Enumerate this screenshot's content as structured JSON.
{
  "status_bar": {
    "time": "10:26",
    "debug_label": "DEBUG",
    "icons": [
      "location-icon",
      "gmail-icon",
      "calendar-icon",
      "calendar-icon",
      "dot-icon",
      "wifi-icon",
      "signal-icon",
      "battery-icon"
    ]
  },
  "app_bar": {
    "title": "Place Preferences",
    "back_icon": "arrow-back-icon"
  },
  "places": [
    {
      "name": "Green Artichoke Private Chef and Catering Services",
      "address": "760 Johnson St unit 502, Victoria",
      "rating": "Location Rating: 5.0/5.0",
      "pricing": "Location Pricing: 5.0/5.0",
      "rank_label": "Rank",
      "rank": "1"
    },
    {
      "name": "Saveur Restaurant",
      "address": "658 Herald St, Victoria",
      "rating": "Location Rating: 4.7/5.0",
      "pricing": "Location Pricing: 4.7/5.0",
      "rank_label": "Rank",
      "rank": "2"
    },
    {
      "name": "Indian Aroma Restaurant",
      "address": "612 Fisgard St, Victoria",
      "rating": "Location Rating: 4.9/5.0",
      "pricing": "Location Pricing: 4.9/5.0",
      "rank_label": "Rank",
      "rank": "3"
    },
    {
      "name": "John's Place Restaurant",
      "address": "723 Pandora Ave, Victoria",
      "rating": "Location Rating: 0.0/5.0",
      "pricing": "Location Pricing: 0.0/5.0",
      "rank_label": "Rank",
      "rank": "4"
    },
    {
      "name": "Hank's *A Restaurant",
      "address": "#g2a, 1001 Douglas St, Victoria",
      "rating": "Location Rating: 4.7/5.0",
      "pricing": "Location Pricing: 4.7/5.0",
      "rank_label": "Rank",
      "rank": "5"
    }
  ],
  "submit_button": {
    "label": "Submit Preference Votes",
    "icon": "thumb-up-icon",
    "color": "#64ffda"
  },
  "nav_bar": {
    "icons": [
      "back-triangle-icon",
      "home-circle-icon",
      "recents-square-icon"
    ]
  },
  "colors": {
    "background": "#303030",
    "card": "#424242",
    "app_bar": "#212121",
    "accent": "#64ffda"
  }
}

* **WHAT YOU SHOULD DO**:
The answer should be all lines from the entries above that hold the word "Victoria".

* **RESPONSE TO THIS EXERCISE**:
      "address": "760 Johnson St unit 502, Victoria",
      "address": "658 Herald St, Victoria",
      "address": "612 Fisgard St, Victoria",
      "address": "723 Pandora Ave, Victoria",
      "address": "#g2a, 1001 Douglas St, Victoria",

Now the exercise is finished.